HOW TO COMPLETE THIS TASK — Copy each line of the material in which the word "pointer" appears.
[TASK MATERIAL]
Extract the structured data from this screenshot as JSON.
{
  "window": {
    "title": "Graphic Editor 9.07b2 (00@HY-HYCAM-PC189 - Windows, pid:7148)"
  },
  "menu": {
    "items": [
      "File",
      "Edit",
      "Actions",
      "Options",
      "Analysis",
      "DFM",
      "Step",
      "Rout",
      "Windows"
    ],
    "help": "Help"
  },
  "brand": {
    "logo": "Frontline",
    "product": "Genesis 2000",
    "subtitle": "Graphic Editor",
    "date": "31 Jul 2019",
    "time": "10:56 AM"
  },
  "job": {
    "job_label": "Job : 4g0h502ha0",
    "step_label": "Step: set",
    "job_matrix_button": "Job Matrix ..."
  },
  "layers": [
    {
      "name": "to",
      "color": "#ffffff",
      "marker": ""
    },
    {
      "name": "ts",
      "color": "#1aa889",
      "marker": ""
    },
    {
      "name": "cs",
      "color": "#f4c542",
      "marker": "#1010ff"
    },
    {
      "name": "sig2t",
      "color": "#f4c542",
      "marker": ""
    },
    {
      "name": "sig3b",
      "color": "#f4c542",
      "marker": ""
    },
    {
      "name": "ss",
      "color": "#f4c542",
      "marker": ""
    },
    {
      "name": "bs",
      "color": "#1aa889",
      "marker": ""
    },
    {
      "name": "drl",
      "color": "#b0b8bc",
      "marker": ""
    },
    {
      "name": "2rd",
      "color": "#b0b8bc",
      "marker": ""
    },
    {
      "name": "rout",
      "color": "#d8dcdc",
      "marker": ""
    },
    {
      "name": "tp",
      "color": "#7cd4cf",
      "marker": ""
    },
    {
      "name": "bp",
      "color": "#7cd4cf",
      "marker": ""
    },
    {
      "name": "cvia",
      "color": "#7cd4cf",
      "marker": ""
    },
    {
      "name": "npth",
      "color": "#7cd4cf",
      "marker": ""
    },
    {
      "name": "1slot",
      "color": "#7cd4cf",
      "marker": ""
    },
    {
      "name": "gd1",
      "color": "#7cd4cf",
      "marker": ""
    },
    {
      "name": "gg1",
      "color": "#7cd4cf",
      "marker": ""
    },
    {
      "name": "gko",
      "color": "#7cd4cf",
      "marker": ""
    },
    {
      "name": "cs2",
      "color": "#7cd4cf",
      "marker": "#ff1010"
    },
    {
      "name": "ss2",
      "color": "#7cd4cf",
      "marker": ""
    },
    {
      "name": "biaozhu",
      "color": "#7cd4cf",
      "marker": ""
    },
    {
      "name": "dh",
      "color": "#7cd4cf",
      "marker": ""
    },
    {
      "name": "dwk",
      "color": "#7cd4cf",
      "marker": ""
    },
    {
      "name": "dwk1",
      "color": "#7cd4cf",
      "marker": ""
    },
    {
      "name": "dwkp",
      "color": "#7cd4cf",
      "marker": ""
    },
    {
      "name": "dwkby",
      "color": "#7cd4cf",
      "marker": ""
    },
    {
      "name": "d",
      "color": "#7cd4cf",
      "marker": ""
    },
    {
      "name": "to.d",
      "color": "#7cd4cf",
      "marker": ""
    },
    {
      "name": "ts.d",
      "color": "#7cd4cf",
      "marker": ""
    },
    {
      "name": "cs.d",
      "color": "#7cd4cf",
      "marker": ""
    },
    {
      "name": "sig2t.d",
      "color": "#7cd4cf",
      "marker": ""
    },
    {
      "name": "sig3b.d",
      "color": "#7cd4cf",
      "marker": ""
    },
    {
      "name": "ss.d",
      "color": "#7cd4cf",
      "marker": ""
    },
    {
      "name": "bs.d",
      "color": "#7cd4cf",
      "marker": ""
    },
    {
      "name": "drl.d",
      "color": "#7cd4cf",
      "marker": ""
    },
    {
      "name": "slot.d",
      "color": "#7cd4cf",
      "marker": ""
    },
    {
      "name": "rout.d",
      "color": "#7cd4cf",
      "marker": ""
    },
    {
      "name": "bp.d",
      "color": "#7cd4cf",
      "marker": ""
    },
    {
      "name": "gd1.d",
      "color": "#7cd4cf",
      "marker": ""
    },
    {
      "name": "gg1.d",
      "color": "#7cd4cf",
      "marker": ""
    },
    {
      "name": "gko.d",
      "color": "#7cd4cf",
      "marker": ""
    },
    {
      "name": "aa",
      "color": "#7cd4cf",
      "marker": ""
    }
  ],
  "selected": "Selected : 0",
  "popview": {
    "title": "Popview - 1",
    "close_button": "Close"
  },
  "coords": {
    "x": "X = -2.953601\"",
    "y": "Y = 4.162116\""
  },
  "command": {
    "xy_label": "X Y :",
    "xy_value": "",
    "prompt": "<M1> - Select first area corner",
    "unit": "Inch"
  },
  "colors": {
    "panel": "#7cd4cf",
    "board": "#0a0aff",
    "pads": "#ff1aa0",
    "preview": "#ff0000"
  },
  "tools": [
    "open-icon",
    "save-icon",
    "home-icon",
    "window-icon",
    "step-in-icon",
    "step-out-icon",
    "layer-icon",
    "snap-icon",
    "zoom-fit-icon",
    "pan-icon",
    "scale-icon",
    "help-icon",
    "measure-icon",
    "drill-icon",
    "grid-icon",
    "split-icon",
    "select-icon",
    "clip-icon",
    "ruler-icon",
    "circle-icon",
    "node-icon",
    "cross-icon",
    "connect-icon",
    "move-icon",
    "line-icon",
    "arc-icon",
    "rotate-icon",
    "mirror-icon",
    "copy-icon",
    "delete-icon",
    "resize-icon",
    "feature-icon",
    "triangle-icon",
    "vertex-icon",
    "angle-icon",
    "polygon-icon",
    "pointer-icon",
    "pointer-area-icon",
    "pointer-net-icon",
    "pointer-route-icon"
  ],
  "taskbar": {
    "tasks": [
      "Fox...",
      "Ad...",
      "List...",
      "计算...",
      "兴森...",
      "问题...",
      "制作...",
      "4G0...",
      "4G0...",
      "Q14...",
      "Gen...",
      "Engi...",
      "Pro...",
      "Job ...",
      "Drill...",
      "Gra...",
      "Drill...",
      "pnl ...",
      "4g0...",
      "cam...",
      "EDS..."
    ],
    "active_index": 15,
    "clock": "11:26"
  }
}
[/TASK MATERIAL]
WORKED SOLUTION —
    "pointer-icon",
    "pointer-area-icon",
    "pointer-net-icon",
    "pointer-route-icon"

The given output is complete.